The victim is Neil Spencer, the 6-year-old son of divorced, inattentive parents who don’t notice the boy’s absence for well over an hour. Inspector Amanda Beck is put on the case and after more time is lost — two days, in fact — Neil’s mother remembers that her son had told her that “a monster” had been whispering to him in the night outside his window. It is a most troubling development as it echoes the serial abductions and murders committed by one Frank Carter some 20 years earlier. But Carter, dubbed the Whisper Man because he lured his victims away with cajoling whispers, is in prison. The case was cracked by DI Pete Willis after Carter’s wife, long terrorized by her husband, finally alerted the detective to the existence of a horrifying extension to the house— a veritable prison and morgue. Her husband, who had violently abused both her and their son, had murdered at least five children.
The case has haunted Pete, not only in its grisliness and cruelty, but also because he was never able to find the body of the fifth child. That lack of resolution has created further anguish for the parents and has made Pete suspect that Carter had an accomplice. He has visited the man in prison several times, hoping he would let something drop, but instead he has been treated to Carter’s triumphal gloating. Pete, now 56 and a recovering alcoholic, is called in on the new case, and demons of the past return to torture his soul and exacerbate his craving for drink.
Meanwhile, we have made the acquaintance of Tom Kennedy and his 7-year-old son, Jake. Tom loves the boy dearly, but is overwhelmed and feels himself to be desperately inadequate as a father. He is bedeviled by the memory of his own father and the man’s last violent act before he left Tom and his mother to disappear from their life. If the role of father never came easily to Tom, matters have become nigh impossible in the past 10 months since Tom’s wife and Jake’s mother, Rebecca, died. Her death was traumatic for Jake, in particular, who found her lifeless body at the foot of the stairs. Jake has become incommunicative, withdrawn and reluctant to play with his peers, spending hours drawing. The cause of Rebecca’s death remains a mystery to both Jake and the reader for much of the book, thus contributing its own measure of uncertainty, suspicion and menace.
In order to make a fresh start, Tom and Jake have moved.
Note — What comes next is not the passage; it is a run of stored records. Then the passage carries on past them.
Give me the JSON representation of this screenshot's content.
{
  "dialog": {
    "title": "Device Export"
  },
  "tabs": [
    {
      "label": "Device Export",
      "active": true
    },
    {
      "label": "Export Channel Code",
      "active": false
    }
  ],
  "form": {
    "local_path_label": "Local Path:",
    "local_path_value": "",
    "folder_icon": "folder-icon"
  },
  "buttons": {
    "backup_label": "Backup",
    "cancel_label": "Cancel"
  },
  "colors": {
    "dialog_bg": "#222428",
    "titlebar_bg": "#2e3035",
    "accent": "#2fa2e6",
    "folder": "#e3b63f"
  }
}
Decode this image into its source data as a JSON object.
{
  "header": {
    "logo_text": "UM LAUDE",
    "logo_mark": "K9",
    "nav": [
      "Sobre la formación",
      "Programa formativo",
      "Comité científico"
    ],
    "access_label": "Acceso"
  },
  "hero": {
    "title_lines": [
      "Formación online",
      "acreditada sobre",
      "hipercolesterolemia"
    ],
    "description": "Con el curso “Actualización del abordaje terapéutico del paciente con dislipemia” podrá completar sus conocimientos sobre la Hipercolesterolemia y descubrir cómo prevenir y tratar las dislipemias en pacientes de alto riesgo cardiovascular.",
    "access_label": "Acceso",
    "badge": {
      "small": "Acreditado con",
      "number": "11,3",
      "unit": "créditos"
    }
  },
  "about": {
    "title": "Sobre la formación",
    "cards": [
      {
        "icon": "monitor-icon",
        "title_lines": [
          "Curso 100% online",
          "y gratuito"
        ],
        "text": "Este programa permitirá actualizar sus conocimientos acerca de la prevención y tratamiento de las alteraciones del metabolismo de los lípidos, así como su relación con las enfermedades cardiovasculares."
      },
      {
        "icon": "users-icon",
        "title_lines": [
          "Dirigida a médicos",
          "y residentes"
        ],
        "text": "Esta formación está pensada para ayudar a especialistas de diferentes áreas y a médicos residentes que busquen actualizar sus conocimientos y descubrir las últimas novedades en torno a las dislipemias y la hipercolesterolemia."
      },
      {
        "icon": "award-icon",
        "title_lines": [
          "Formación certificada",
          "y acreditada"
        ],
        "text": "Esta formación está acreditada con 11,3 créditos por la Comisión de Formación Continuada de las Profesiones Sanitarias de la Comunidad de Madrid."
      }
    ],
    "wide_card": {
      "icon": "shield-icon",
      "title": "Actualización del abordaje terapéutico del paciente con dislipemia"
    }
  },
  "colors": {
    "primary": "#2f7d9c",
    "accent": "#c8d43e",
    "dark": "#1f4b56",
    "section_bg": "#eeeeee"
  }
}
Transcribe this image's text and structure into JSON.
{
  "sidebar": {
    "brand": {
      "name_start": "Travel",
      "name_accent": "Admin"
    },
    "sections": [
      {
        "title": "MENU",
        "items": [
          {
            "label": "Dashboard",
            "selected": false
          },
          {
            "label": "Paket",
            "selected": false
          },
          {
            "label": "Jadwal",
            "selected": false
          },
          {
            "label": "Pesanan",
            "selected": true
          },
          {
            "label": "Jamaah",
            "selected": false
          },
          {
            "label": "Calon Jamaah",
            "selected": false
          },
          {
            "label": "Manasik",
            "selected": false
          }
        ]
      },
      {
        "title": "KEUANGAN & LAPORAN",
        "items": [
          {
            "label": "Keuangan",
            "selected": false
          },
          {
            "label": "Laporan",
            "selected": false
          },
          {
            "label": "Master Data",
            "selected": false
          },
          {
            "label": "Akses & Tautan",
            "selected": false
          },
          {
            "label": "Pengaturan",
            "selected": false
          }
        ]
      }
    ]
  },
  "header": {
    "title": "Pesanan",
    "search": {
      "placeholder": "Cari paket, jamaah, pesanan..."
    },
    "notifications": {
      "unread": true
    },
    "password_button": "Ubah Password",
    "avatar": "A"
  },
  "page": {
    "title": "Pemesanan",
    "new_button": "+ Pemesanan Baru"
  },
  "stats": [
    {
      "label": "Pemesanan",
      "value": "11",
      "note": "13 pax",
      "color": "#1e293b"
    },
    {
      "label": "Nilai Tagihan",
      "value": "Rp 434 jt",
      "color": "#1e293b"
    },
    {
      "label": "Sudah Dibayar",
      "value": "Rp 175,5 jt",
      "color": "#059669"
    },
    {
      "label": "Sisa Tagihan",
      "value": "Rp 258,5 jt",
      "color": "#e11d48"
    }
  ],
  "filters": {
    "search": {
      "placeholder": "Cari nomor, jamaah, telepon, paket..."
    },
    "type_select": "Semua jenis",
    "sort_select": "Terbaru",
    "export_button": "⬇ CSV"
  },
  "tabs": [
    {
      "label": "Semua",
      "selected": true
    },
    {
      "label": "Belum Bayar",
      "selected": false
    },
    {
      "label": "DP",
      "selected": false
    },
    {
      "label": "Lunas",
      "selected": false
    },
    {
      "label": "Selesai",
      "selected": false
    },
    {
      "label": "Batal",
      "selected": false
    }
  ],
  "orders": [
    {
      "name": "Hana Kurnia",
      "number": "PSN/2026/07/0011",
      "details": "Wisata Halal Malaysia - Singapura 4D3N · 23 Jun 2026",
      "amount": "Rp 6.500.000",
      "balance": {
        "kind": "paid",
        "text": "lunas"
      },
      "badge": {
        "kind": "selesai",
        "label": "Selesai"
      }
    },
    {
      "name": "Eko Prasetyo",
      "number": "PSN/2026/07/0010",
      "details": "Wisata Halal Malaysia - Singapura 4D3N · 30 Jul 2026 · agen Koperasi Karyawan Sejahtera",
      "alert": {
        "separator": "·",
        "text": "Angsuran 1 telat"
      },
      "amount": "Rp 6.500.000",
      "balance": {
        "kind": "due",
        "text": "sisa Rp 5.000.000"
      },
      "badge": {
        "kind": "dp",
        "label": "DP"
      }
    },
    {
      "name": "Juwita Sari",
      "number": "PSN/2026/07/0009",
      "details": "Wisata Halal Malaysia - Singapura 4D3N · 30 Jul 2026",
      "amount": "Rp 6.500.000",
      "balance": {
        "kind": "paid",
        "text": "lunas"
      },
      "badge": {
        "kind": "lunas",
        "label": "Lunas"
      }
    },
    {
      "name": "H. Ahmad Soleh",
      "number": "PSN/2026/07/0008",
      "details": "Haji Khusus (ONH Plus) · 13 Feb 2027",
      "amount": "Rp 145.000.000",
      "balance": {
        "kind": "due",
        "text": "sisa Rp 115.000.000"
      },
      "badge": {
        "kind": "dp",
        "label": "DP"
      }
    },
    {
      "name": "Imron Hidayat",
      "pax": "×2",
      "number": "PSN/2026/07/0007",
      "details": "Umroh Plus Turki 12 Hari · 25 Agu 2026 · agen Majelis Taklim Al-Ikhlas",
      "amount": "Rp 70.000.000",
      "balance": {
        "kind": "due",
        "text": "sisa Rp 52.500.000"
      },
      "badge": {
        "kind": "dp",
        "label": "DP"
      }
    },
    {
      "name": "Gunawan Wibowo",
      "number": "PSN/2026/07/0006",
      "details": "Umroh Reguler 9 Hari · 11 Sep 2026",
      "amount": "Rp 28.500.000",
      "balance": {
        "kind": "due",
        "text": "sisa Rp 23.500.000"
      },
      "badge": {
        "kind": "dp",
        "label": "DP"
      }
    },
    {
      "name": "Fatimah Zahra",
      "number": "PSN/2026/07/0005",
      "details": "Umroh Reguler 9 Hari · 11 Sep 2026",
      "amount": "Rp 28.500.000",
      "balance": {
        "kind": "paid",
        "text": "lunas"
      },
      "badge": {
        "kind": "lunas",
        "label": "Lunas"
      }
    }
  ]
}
The new house is an old one, its cockeyed exterior reminding Tom of “a beaten face, with an eye pushed up over a badly bruised cheek, the skull injured and lopsided.” He learns later that it was known in the village as the “scary house,” which isn’t good news. Most unsettling is that Jake has been talking to someone who is invisible and inaudible to everyone else. This is a little girl with messy hair, a comfort to Jake and a font of advice and obscure warnings. But who is she? Or, more to the point, what is she? Is she a supernatural entity or a creature of Jake’s imagination? Who or whatever she is, Tom does not like this at all, nor does he like Jake’s reference to “the boy in the floor.”
Worse things lie ahead — whisperings in the night, sinister butterflies, a prowler, a dead body, another dead body — but we’ll have to leave matters right there, except to say that a number of plot twists send the book into territory we had not foreseen. Indeed, the novel picks up some depth in its treatment of difficult, sometimes toxic relationships between fathers and sons. Eventually, its mysterious elements do converge and slot together — though not without a good deal of assistance from coincidence and the paranormal. That, however, does not take away from the story’s galvanic suspense.